Neil Best first worked at Newsday in 1982, then returned in 1985. His SportsWatch column debuted on Sept.
It's the kind of milestone that seems almost quaint to be noting in 2009, especially on a night on which the first African-American First Lady was in the house.
In a career full of female sportscasting firsts, none meant more to her.
"This is very important to me. This is the World Series - it's the World Series. It doesn't get any more important, to me anyway, than this. So this is mine. This is something no one can ever take away.''
Waldman covered the Yankees for nearly two decades for WFAN and YES before joining Sterling in 2005, a partnership that at times has inspired intense criticism (some of it deserved) and derision.
The fallout from the latter incident infuriated her; she said at the time it was "as sexist as it gets'' and "absolutely ludicrous.''
Interestingly, though, Waldman's critics have been relatively quiet during the past two years. Have they given up, or just gotten used to her?
"When I started in this business 23 years ago, someone told me about changing a paradigm,'' she said. "First people ignore you, then they make fun of you, then they get really angry, then all of a sudden somewhere down the line it's, 'Oh, she's been there forever.'

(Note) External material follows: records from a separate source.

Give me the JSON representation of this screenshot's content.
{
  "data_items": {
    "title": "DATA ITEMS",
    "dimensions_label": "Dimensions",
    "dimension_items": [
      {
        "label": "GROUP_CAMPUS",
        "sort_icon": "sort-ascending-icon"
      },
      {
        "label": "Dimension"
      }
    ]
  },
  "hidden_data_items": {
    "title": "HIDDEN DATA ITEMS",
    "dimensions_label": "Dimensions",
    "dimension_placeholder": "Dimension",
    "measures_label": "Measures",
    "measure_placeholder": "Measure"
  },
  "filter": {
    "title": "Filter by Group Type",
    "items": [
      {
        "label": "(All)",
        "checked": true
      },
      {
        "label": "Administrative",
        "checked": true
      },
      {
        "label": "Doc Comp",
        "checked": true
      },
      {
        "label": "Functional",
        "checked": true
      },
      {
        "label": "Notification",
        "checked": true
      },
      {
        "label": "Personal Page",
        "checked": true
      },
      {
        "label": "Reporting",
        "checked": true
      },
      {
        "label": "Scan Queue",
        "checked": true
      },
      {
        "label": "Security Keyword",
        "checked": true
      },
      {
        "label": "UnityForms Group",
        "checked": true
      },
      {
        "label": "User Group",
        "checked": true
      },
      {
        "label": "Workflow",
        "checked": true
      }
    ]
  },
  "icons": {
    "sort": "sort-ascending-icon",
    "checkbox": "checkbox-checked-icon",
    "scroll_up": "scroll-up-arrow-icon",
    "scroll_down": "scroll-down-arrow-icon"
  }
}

"Maybe that's how you change things in this world. I don't know.''
Sterling handles all the play-by-play, but Waldman gets her words in, and enjoys the "personal'' nature of the medium. That is most important in the playoffs, when the only local voices are on the radio.
"What I like about it is when I see fans it's always Suzyn, never Ms. Waldman,'' she said.
"It's very personal, and that to me is terrific. I still get people saying, 'You know, you're really dumb.' That's OK. That's baseball. Everyone gets that.''
Perhaps so, but often there is an added edge to such comments when they are directed at a woman. That all seemed worth it last night.
Waldman listened Wednesday as Phillies manager Charlie Manuel recalled the first game of last year's World Series, and how he got "sentimental'' during introductions as he thought about his many years in baseball.
"I think about that, too,'' she said. "It's the one time you allow yourself to think about where you've been and what you've done and think about my grandfather and think about Mr. Steinbrenner and all the things that have happened all these years.
"It really is the first time I've ever thought, 'Boy, I wish my grandfather was here to see this.' ''
McCarthy gets call
It is a common frustration for announcers and listeners alike.
"I know how it is around baseball, that TV guys are usually isolated to the Land of Misfit Toys when the postseason comes,'' said McCarthy, who as a Mets announcer in 2006 did not complain when SNY's Gary Cohen called one inning per postseason game on WFAN.
"You understand that when you take the position. So I'm very appreciative of the Phillies allowing me to do it.''